The two biggest hits off the album – the title track and “The Boys Are Back in Town” are two small parts of a story about a world ruled by the Overmaster, who controls all media and religious belief, and who has imprisons everyone who doesn’t comply to his will. A riot is organized in one of the jails that leads to a planned mass escape. All the escapees are captured – except for four. On the lamb, they start broadcasting banned music and become the inspiration for the people to rise up and take their freedom back. It’s not a complicated story, but then again, neither is the concept of freedom. 

The best thing about Jailbreak however, isn’t how the songs all fit together to tell a bigger story, it’s how they tell the bigger story and also stand alone as a just a collection of great songs. 

Tool – Lateralus

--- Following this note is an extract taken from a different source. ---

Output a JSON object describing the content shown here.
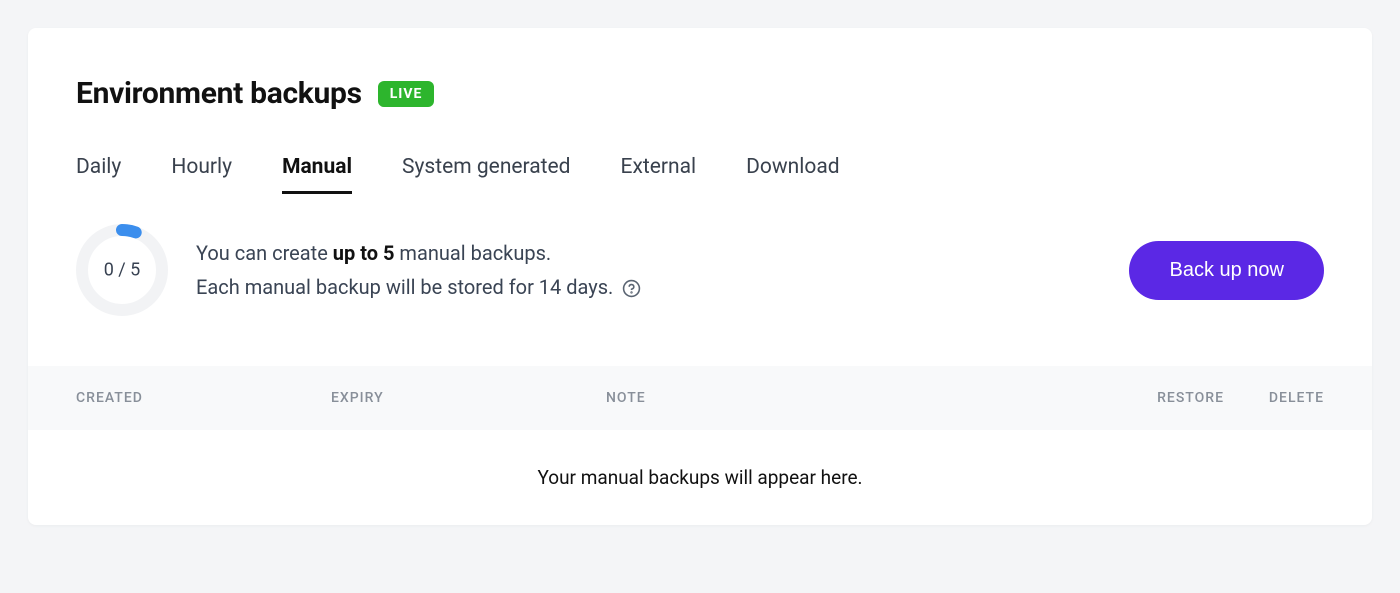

Q: What do you get when you mix Pink Floyd, Metallica, King Crimson, Led Zeppelin, and a heavy dose of originality?

A: I can’t say for sure, but I bet it would be something along the lines of Tool.

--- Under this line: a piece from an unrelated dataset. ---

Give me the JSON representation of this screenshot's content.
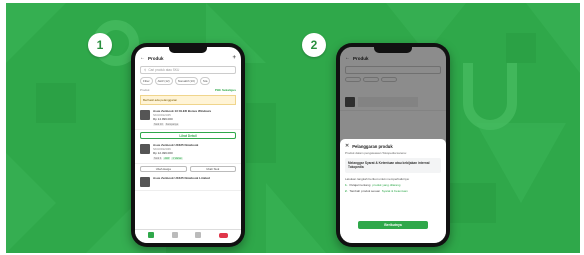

Lateralus is one of their best albums. 

…No…

I think it IS their best album.

‘Nuff said.

Oh yeah, picture disks are freaking cool too.

Now, ’nuff said.

Benny Goodman – Plays World Favorites In High-Fidelity

The Swing band era was the original jam band era, and Benny Goodman was the original jam band leader, as is proven on this record.

Benny Goodman was all about the beat. And with Goodman’s music, the beat provided the pavement for the avenue to the solos. And it’s not just Benny and his clarinet that get the spotlight here – everyone gets the chance to break out and cut loose, free-forming on top of the beat.

Recorded live at the 1958 World Fair in Brussels, this album captures Benny Goodman and his band in top form. And in contrast to many of his early recordings, which suffered from the limitations of the recording technology of their time, this album captures them in top sound quality too – or as the album title puts it – “in high fidelity”.

One of the highlights of this album is the closing track, a 16 minute version of “Sing, Sing, Sing”, featuring solos from nearly all the band members on top of some of the best drumming you’ll hear anywhere; and it’s all wrapped up by a beat basking drum solo by Roy Burns. A jamming end to an incredible live performance; one that proved that with Benny Goodman, it truly was all about the solos – and all about the beat.

Nazareth – Hair Of The Dog

Oh, those pesky record companies – not letting Scottish rockers Nazareth give their 1975 album and the eponymous song from it, “Hair Of The Dog” its originally intended name. Not to worry. They had a plan “B.”

“Hair of the dog” is a phrase that refers to an old-time medicinal remedy for animal bites. It was once belief that if you applied a salve with some part of the animal mixed in it – the “hair of the dog that bit you,” for example – it would help heal the wound. This later made its way to metaphorically refer to a shot of booze in the morning as a cure for a hangover. The title to this album has nothing to do with either.

Nazareth originally wanted to name their sixth album “Son Of A Bitch” but A&M records was having none of that. The band decided to do a play on words to give the album a title alluding to what they wanted it to be. The phrase “Heir Of The Dog”, is a homonym for the actual album title (well, at least if you prononce it the way a Scotsman would). What Nazareth is referring to with “Hair Of The Dog” is atually “Heir Of The Dog.” Quite literally, a (male) heir of a (female) dog is a son of a bitch. 

So…yeah…take that, record company.

“Hair Of The Dog” is Nazareth’s most successful album. It has sold over two million copies. It spawned numerous hits for the band, including the title track. 

Only the U.S. version of the album contains one of the biggest hits from the album, a cover version of the Everly Brothers’ “Love Hurts.” On all copies sold outside the U.S., that song was replaced by a cover version of “Guilty” by Randy Newman. I think the U.S. got the better deal on that one.